◆ **About this task**: For each line below that holds the word "BRAKE", make a copy.

• • • •

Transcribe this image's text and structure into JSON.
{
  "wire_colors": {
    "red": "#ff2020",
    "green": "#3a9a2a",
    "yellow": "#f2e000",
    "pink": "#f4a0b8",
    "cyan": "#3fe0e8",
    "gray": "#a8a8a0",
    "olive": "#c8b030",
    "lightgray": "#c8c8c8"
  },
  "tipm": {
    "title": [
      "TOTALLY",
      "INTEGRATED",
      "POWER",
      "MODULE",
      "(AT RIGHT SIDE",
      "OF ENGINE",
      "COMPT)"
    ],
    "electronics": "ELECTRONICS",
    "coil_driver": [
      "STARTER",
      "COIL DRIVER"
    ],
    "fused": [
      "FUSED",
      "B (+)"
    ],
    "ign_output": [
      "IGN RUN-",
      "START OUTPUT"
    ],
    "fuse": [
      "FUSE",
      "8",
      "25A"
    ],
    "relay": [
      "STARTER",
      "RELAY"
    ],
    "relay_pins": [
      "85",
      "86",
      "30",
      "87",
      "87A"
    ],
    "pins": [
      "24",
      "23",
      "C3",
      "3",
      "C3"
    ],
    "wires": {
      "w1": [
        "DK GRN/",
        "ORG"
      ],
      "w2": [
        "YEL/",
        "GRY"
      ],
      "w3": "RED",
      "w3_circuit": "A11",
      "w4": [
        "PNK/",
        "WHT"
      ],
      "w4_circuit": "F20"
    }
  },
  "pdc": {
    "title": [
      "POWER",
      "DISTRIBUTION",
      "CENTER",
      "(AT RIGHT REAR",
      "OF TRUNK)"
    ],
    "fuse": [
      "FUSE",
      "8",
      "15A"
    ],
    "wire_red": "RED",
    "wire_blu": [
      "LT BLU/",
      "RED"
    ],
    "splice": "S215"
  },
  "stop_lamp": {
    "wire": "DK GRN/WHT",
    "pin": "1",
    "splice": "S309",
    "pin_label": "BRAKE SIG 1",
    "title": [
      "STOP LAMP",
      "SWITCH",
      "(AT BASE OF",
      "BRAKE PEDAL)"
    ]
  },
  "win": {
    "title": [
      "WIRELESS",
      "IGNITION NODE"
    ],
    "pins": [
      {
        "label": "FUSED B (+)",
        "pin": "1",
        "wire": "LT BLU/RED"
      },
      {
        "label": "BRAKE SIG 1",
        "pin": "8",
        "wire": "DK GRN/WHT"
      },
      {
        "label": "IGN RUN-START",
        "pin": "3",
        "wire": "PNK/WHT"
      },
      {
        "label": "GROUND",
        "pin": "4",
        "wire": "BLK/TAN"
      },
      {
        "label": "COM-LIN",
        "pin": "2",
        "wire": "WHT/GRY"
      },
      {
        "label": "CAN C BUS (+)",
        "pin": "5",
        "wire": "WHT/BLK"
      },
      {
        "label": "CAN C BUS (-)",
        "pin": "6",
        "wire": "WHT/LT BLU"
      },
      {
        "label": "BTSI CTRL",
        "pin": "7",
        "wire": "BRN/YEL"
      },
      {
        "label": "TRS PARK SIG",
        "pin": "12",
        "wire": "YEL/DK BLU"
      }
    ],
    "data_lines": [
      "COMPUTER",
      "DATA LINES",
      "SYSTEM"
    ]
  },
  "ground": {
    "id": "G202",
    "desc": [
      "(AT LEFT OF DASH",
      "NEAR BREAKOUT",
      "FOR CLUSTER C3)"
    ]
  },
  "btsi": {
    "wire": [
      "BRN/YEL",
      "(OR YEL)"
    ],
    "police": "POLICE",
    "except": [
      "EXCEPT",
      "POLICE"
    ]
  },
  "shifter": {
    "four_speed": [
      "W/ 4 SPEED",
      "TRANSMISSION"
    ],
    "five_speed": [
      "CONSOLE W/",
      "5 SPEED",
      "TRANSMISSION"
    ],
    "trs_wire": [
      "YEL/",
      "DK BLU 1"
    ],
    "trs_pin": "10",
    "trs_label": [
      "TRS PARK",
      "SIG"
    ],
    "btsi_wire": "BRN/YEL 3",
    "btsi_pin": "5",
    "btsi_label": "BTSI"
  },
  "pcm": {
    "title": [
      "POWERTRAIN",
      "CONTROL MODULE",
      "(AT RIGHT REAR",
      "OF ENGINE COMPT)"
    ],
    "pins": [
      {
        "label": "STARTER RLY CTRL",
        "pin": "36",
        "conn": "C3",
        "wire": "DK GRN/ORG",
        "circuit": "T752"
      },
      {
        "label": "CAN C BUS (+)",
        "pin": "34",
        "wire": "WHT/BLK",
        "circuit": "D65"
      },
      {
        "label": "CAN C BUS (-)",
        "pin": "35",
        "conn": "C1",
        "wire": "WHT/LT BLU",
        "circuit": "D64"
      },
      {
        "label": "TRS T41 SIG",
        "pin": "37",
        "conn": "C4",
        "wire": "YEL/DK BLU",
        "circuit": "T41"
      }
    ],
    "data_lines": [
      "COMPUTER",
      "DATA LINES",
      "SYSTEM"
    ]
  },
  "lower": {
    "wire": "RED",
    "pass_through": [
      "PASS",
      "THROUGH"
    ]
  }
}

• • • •

◆ **Your solution**:
    "pin_label": "BRAKE SIG 1",
      "BRAKE PEDAL)"
        "label": "BRAKE SIG 1",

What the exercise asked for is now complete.